> _Supplied records_:
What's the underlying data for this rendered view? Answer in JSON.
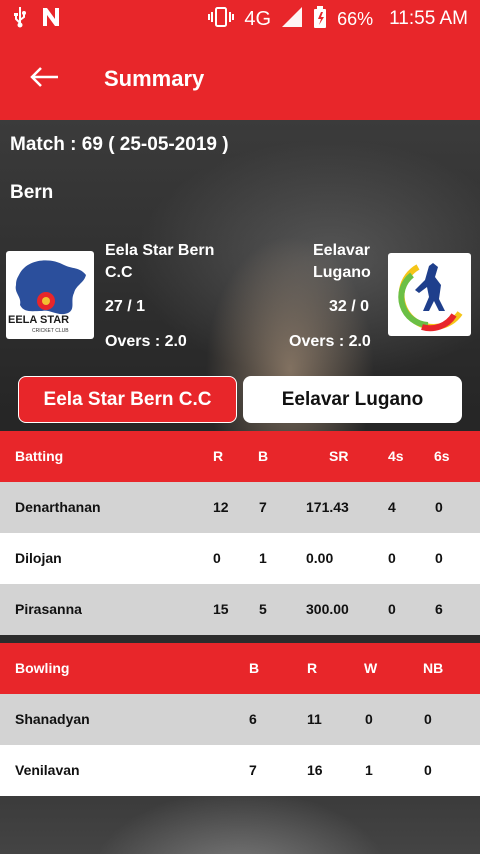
{
  "status_bar": {
    "network": "4G",
    "battery": "66%",
    "time": "11:55 AM"
  },
  "app_bar": {
    "title": "Summary"
  },
  "match": {
    "info": "Match : 69 ( 25-05-2019 )",
    "venue": "Bern"
  },
  "team_a": {
    "name": "Eela Star Bern C.C",
    "score": "27 / 1",
    "overs": "Overs : 2.0",
    "logo_text": "EELA STAR",
    "logo_sub": "CRICKET CLUB"
  },
  "team_b": {
    "name": "Eelavar Lugano",
    "score": "32 / 0",
    "overs": "Overs : 2.0"
  },
  "tabs": [
    "Eela Star Bern C.C",
    "Eelavar Lugano"
  ],
  "batting": {
    "headers": [
      "Batting",
      "R",
      "B",
      "SR",
      "4s",
      "6s"
    ],
    "rows": [
      [
        "Denarthanan",
        "12",
        "7",
        "171.43",
        "4",
        "0"
      ],
      [
        "Dilojan",
        "0",
        "1",
        "0.00",
        "0",
        "0"
      ],
      [
        "Pirasanna",
        "15",
        "5",
        "300.00",
        "0",
        "6"
      ]
    ]
  },
  "bowling": {
    "headers": [
      "Bowling",
      "B",
      "R",
      "W",
      "NB"
    ],
    "rows": [
      [
        "Shanadyan",
        "6",
        "11",
        "0",
        "0"
      ],
      [
        "Venilavan",
        "7",
        "16",
        "1",
        "0"
      ]
    ]
  },
  "colors": {
    "accent": "#e8262a",
    "row_grey": "#d3d3d3"
  },
  "icons": [
    "usb-icon",
    "n-icon",
    "vibrate-icon",
    "signal-icon",
    "battery-icon",
    "back-arrow-icon"
  ]
}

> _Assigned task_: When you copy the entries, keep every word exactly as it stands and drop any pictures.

> _Task solution_:
What's the underlying data for this rendered view? Answer in JSON.
{
  "status_bar": {
    "network": "4G",
    "battery": "66%",
    "time": "11:55 AM"
  },
  "app_bar": {
    "title": "Summary"
  },
  "match": {
    "info": "Match : 69 ( 25-05-2019 )",
    "venue": "Bern"
  },
  "team_a": {
    "name": "Eela Star Bern C.C",
    "score": "27 / 1",
    "overs": "Overs : 2.0",
    "logo_text": "EELA STAR",
    "logo_sub": "CRICKET CLUB"
  },
  "team_b": {
    "name": "Eelavar Lugano",
    "score": "32 / 0",
    "overs": "Overs : 2.0"
  },
  "tabs": [
    "Eela Star Bern C.C",
    "Eelavar Lugano"
  ],
  "batting": {
    "headers": [
      "Batting",
      "R",
      "B",
      "SR",
      "4s",
      "6s"
    ],
    "rows": [
      [
        "Denarthanan",
        "12",
        "7",
        "171.43",
        "4",
        "0"
      ],
      [
        "Dilojan",
        "0",
        "1",
        "0.00",
        "0",
        "0"
      ],
      [
        "Pirasanna",
        "15",
        "5",
        "300.00",
        "0",
        "6"
      ]
    ]
  },
  "bowling": {
    "headers": [
      "Bowling",
      "B",
      "R",
      "W",
      "NB"
    ],
    "rows": [
      [
        "Shanadyan",
        "6",
        "11",
        "0",
        "0"
      ],
      [
        "Venilavan",
        "7",
        "16",
        "1",
        "0"
      ]
    ]
  },
  "colors": {
    "accent": "#e8262a",
    "row_grey": "#d3d3d3"
  },
  "icons": [
    "usb-icon",
    "n-icon",
    "vibrate-icon",
    "signal-icon",
    "battery-icon",
    "back-arrow-icon"
  ]
}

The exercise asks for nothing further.